• **The data**
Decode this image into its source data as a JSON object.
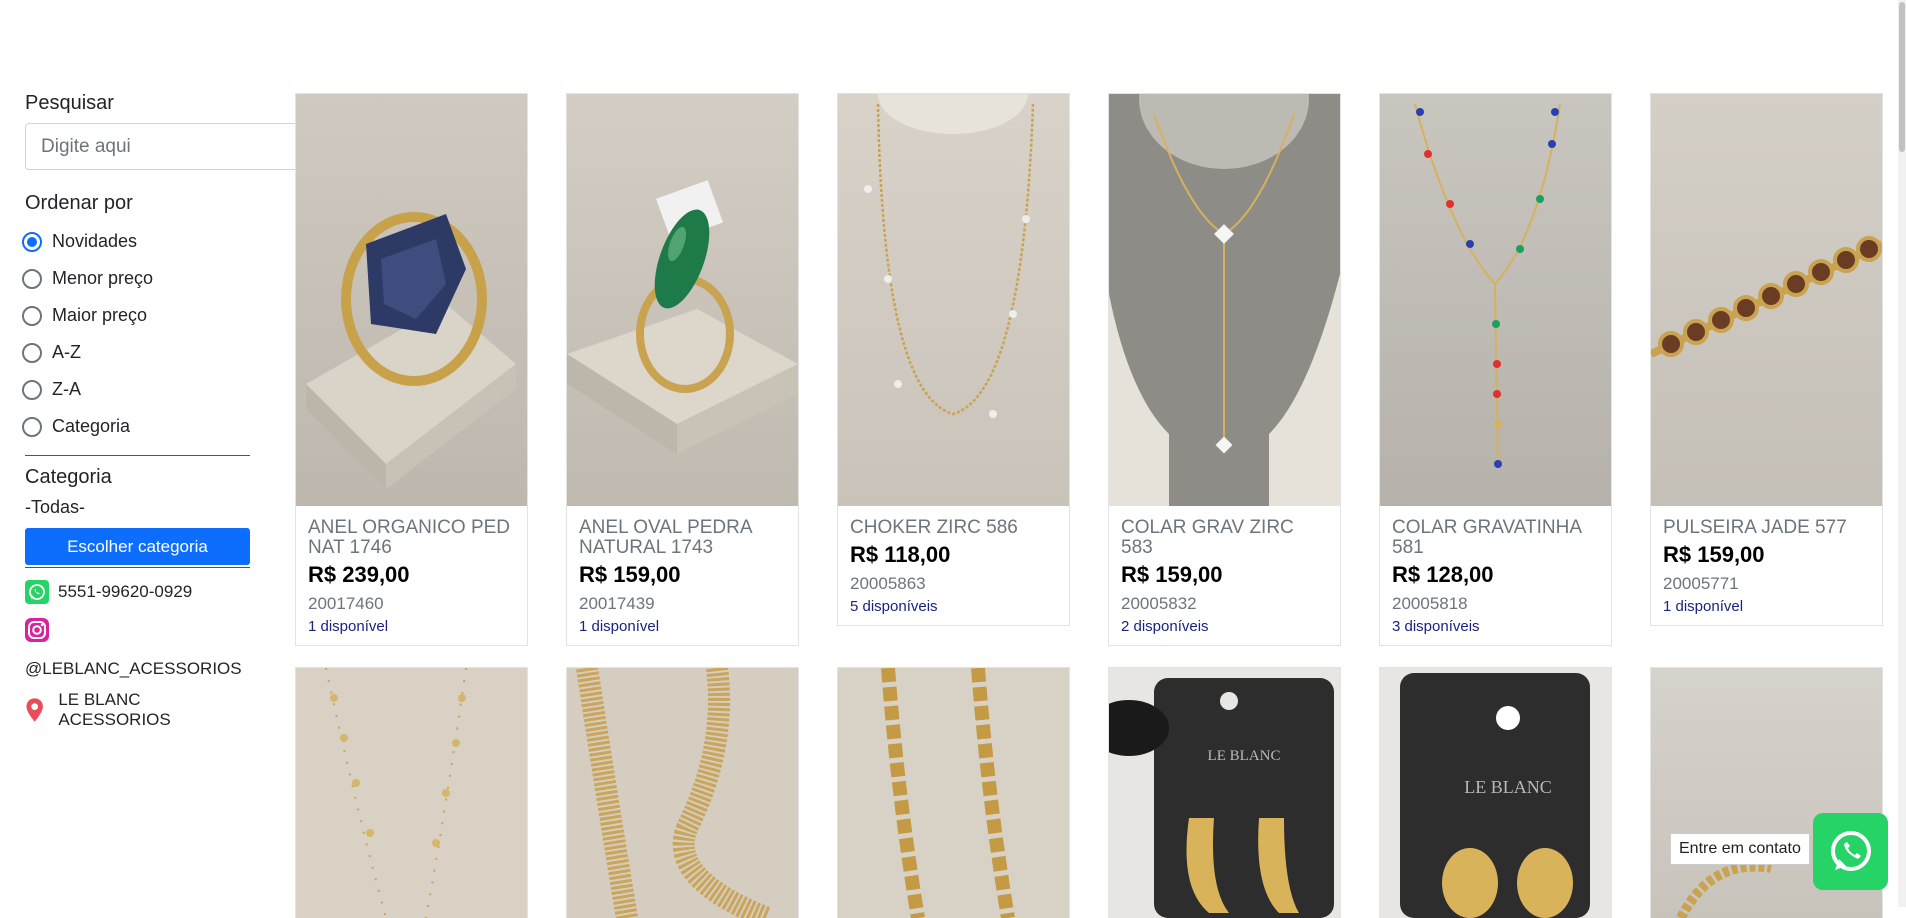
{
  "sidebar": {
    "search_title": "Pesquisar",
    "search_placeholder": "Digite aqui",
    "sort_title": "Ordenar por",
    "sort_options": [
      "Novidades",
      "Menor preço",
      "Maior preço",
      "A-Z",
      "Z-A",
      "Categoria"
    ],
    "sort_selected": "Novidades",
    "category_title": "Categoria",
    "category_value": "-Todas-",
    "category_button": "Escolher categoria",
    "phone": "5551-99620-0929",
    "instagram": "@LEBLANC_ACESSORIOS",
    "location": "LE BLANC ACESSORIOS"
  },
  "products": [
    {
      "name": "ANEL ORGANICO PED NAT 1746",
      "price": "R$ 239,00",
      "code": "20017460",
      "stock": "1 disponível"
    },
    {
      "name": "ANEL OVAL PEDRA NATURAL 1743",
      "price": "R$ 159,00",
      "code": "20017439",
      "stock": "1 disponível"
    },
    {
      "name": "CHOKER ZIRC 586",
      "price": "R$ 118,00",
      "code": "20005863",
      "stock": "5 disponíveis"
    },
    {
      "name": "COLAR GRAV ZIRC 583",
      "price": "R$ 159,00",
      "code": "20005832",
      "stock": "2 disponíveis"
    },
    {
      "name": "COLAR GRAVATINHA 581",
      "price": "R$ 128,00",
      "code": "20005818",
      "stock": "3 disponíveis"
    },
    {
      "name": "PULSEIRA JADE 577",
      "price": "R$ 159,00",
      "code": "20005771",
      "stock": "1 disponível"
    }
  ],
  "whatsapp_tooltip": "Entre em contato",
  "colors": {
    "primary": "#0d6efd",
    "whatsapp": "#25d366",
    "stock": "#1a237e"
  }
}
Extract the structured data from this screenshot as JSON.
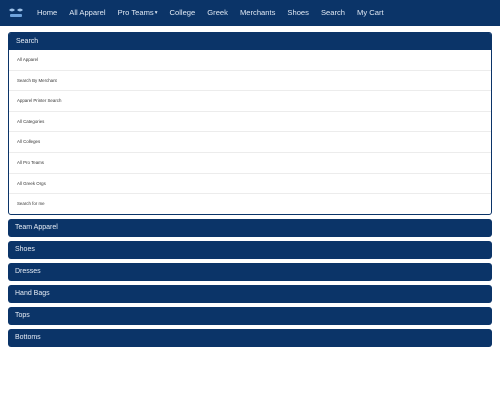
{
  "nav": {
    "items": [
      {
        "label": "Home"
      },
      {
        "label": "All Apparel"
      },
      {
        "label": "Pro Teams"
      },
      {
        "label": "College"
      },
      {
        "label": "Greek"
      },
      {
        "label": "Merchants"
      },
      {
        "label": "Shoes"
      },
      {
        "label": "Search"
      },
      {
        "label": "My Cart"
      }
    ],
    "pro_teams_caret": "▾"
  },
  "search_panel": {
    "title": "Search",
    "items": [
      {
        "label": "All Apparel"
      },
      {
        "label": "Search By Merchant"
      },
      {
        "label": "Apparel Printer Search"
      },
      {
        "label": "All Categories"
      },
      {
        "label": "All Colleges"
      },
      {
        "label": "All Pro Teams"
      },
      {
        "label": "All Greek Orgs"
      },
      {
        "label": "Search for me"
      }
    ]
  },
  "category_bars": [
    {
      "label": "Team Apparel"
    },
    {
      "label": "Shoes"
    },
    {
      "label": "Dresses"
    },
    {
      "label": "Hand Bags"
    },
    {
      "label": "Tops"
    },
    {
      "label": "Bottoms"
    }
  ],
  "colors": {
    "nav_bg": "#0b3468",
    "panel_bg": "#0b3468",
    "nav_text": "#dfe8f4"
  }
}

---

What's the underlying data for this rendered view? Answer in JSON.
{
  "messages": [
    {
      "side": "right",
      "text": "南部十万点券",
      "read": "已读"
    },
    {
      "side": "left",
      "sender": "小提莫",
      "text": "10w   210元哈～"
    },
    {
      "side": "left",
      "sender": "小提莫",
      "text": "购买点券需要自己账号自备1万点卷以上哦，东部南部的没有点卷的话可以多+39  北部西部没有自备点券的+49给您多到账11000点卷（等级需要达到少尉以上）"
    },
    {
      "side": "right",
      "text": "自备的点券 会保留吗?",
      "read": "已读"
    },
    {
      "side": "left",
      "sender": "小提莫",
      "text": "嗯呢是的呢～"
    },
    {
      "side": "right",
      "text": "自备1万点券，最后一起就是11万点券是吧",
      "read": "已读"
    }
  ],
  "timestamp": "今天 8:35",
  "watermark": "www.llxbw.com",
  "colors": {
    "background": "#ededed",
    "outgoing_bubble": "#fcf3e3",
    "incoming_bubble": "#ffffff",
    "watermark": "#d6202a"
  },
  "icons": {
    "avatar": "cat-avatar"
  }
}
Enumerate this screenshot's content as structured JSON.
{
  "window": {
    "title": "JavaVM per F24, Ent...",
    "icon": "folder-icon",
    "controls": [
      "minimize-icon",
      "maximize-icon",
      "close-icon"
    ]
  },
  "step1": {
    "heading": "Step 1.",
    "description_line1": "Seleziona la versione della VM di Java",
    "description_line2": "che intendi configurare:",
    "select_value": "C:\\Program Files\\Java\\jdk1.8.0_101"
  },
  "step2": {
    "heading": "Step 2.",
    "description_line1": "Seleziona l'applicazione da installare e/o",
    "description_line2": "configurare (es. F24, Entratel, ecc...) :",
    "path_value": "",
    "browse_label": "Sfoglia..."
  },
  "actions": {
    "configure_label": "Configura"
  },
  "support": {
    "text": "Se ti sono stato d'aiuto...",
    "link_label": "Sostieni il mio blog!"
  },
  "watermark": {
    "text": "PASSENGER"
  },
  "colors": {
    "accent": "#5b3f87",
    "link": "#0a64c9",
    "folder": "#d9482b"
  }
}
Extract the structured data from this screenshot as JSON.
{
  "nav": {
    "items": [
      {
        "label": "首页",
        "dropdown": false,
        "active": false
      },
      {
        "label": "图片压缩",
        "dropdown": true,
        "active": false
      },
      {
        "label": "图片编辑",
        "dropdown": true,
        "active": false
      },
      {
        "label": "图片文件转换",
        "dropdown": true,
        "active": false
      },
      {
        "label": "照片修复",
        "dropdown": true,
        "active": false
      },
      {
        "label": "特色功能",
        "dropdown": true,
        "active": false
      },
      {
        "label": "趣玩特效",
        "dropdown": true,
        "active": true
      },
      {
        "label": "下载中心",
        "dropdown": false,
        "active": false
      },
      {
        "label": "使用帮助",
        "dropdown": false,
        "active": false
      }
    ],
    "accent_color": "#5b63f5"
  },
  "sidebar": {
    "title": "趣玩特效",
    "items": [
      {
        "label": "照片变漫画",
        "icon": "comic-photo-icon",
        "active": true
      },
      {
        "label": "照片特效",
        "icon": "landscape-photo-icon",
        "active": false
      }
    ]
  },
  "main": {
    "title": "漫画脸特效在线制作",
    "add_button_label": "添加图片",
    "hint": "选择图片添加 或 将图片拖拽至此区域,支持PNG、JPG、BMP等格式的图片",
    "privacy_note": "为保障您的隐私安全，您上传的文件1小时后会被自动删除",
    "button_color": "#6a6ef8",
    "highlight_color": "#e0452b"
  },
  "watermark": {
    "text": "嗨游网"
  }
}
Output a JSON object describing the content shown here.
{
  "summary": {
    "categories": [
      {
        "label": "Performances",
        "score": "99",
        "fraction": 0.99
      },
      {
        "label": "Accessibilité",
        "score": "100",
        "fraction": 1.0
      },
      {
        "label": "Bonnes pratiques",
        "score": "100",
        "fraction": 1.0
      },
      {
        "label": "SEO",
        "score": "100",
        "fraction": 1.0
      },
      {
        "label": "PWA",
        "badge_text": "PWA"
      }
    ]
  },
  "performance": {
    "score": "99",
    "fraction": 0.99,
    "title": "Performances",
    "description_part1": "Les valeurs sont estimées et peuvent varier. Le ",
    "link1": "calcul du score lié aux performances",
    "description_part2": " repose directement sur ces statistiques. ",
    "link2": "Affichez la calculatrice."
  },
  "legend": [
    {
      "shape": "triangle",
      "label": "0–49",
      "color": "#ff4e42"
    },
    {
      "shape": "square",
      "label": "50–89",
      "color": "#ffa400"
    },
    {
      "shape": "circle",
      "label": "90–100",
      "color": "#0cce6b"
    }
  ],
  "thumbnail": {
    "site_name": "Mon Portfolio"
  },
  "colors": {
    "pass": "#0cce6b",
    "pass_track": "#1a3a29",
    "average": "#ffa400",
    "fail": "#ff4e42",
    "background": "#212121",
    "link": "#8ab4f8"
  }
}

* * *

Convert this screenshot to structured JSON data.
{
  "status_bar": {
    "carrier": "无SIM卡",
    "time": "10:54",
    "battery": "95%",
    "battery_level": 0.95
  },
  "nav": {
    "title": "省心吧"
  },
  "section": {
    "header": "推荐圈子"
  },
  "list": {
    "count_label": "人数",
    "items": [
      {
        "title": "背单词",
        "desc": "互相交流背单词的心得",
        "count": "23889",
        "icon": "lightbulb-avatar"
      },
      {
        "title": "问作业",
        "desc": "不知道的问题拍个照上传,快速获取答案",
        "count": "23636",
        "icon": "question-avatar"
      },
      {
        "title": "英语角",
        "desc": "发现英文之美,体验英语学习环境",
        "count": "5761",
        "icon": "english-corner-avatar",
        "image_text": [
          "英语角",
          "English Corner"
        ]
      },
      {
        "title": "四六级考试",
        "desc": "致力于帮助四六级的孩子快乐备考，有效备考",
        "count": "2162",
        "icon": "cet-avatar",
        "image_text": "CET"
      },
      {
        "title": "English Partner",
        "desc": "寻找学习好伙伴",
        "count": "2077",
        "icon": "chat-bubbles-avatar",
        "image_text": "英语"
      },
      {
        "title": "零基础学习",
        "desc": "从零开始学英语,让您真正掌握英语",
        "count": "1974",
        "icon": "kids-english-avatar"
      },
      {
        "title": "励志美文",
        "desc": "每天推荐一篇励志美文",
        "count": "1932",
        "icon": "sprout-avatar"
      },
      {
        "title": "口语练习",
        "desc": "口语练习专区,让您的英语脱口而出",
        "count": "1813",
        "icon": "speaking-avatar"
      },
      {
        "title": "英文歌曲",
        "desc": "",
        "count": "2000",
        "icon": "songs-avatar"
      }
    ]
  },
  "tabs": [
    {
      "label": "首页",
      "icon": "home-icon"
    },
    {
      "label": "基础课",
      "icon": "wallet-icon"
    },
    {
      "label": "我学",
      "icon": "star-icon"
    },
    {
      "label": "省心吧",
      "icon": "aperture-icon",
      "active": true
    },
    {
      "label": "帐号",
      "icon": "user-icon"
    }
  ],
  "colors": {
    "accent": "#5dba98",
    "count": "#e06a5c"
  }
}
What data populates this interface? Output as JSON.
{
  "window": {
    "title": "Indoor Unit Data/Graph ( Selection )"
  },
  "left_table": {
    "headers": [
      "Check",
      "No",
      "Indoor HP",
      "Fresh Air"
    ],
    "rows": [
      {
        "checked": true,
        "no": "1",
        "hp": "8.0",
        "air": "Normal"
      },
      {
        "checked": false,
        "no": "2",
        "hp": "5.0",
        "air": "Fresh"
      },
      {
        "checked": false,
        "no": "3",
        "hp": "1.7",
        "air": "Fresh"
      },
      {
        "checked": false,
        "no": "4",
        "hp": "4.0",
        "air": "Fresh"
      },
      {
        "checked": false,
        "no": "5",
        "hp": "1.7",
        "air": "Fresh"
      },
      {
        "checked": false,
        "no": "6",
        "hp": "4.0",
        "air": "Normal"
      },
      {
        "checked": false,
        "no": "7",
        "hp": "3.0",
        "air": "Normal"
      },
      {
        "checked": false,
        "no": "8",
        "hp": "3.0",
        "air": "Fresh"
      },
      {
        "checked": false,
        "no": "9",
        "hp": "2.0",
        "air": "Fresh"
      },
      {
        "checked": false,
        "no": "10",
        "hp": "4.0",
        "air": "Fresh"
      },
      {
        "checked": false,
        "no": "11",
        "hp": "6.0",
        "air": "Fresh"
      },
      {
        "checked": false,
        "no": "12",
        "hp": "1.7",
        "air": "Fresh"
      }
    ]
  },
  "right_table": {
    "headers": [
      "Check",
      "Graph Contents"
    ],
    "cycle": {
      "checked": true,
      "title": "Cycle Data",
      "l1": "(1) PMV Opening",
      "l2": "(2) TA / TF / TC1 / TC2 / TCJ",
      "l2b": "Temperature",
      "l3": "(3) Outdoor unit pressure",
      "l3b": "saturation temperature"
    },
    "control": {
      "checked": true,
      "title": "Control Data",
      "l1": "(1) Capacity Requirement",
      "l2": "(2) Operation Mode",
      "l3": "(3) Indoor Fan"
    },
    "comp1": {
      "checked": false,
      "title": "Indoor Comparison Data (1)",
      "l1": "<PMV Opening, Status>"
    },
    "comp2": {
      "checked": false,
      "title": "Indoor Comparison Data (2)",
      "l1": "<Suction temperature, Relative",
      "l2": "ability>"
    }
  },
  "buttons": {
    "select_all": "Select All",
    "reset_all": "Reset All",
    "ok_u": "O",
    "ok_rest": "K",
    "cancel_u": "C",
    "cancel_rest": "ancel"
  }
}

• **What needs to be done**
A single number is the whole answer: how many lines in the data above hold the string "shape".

• **Result for this task**
3